Top of DATA

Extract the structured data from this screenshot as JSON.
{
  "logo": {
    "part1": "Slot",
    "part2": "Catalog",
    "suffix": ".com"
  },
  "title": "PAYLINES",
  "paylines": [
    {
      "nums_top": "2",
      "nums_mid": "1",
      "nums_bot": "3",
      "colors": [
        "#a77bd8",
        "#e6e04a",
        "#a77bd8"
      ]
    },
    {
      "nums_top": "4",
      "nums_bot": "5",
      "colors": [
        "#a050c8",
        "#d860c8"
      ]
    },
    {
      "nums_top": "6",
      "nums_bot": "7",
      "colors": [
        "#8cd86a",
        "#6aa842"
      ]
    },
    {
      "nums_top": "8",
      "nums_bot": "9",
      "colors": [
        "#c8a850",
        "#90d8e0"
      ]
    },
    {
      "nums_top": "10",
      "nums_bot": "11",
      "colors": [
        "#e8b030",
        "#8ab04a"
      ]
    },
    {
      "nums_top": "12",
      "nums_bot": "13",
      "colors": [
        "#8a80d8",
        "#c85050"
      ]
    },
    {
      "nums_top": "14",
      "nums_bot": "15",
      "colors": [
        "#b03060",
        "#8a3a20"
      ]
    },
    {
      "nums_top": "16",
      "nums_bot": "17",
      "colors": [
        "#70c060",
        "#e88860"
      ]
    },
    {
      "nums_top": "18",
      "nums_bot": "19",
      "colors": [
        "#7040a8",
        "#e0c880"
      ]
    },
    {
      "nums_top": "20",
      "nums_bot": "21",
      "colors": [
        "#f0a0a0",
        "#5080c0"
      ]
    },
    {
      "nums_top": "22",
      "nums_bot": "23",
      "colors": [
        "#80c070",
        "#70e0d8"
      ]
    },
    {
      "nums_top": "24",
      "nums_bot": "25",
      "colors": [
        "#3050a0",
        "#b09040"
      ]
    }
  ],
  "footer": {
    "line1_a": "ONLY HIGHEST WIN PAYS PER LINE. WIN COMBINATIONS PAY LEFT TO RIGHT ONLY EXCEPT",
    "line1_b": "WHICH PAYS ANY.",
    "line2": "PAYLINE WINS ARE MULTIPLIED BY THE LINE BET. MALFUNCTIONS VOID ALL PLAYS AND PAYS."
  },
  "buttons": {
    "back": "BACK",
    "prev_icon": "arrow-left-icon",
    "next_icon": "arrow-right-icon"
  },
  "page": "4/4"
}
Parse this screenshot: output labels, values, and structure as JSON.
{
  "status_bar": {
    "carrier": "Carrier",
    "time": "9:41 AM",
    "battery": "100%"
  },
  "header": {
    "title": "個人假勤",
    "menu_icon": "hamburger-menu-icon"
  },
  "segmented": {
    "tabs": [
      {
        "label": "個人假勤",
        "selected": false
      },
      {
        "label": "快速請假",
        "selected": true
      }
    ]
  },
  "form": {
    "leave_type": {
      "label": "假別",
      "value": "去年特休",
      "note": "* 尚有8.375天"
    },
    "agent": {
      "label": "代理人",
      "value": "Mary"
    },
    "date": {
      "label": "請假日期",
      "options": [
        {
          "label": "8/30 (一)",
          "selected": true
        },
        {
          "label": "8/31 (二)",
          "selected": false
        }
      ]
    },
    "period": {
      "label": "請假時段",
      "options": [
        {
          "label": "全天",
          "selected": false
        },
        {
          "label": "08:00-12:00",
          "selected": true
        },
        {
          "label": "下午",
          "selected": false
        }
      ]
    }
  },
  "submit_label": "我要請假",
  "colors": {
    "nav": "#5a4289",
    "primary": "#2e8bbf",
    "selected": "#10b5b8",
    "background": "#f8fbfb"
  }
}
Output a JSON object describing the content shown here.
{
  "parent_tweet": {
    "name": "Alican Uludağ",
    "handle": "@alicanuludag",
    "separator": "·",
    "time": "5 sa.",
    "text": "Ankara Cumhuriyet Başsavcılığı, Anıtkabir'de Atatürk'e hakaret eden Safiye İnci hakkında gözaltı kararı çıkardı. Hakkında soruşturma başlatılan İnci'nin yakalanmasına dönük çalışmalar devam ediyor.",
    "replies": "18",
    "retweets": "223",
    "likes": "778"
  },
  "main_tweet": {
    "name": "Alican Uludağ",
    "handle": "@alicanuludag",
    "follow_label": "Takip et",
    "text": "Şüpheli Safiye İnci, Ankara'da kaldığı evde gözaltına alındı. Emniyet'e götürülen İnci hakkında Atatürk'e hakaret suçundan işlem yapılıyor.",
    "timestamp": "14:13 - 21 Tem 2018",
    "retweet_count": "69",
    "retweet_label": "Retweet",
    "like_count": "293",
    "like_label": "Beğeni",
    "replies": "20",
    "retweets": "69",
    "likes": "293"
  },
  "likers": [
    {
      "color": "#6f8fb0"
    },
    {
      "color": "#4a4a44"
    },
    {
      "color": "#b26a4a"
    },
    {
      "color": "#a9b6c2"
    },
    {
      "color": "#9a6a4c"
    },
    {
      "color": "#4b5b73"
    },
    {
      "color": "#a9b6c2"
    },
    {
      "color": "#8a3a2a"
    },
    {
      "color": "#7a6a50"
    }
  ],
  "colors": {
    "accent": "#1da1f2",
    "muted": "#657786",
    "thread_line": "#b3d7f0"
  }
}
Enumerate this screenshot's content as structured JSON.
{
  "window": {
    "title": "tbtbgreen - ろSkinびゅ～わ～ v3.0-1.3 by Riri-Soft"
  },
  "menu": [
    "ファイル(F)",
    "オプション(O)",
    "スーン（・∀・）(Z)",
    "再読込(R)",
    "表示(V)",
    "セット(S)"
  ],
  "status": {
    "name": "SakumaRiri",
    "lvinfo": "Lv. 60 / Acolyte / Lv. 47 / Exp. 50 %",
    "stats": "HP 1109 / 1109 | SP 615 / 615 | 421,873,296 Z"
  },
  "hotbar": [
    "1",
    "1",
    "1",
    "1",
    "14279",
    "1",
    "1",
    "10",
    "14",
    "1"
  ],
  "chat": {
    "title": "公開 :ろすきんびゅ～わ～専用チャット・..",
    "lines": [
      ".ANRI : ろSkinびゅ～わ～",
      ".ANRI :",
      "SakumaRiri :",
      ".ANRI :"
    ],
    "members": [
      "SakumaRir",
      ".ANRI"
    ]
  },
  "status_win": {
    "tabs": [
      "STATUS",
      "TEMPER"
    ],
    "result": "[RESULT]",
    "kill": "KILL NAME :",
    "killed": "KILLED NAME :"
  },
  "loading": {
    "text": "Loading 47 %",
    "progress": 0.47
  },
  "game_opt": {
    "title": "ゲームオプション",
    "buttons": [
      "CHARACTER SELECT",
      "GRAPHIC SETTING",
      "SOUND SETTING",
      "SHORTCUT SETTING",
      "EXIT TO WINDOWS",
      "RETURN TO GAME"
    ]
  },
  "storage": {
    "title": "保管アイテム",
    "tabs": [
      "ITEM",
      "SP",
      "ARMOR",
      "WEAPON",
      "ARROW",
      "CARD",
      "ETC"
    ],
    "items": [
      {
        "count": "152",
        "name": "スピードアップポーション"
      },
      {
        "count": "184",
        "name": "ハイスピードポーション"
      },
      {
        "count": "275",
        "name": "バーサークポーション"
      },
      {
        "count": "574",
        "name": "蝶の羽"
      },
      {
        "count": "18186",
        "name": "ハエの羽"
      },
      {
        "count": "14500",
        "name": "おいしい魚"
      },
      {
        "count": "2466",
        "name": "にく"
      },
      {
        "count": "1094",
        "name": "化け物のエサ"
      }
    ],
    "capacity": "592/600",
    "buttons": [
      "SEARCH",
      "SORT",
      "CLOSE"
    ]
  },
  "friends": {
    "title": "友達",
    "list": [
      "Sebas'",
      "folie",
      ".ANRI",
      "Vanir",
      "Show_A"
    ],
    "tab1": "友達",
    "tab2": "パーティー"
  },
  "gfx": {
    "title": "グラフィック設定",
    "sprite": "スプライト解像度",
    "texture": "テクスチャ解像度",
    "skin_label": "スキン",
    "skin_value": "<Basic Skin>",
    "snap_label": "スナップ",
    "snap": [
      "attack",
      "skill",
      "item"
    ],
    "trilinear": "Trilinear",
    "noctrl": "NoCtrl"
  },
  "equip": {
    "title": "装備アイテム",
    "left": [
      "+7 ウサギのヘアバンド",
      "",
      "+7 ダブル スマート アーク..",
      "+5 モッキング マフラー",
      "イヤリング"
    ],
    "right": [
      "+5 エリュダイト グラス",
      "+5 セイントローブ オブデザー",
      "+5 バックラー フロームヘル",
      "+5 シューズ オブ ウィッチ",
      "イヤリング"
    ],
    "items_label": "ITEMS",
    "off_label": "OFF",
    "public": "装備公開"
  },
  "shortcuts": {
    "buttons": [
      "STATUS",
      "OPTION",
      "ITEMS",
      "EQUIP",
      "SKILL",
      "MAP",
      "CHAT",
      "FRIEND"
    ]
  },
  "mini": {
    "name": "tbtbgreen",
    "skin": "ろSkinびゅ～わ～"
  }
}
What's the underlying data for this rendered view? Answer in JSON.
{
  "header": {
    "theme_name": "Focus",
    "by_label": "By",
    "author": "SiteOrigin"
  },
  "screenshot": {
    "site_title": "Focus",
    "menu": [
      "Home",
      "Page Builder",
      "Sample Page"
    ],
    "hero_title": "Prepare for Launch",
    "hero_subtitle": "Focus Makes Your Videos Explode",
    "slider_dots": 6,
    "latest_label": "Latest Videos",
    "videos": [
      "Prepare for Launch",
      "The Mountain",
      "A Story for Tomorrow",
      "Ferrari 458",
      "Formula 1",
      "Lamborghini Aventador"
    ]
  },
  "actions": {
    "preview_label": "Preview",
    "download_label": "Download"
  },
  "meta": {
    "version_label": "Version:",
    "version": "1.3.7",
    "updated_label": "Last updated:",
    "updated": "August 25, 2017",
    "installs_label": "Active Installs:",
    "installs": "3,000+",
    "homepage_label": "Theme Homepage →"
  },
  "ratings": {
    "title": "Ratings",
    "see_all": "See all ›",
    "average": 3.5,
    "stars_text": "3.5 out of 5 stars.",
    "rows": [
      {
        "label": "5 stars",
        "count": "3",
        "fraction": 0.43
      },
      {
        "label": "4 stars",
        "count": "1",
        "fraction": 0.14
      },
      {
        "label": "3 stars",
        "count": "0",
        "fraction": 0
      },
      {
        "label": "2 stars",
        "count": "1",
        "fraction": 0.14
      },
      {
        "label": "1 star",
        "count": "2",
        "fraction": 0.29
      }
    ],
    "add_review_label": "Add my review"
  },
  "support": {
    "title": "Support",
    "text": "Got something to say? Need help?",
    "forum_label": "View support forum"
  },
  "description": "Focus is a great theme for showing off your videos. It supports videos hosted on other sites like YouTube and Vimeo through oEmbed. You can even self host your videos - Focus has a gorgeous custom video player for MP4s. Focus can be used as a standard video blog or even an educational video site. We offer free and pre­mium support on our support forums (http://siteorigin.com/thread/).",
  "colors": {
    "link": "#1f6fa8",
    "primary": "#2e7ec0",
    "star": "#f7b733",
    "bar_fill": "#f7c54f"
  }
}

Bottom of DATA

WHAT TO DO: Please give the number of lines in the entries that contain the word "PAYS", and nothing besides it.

REPLY TO THE TASK: 3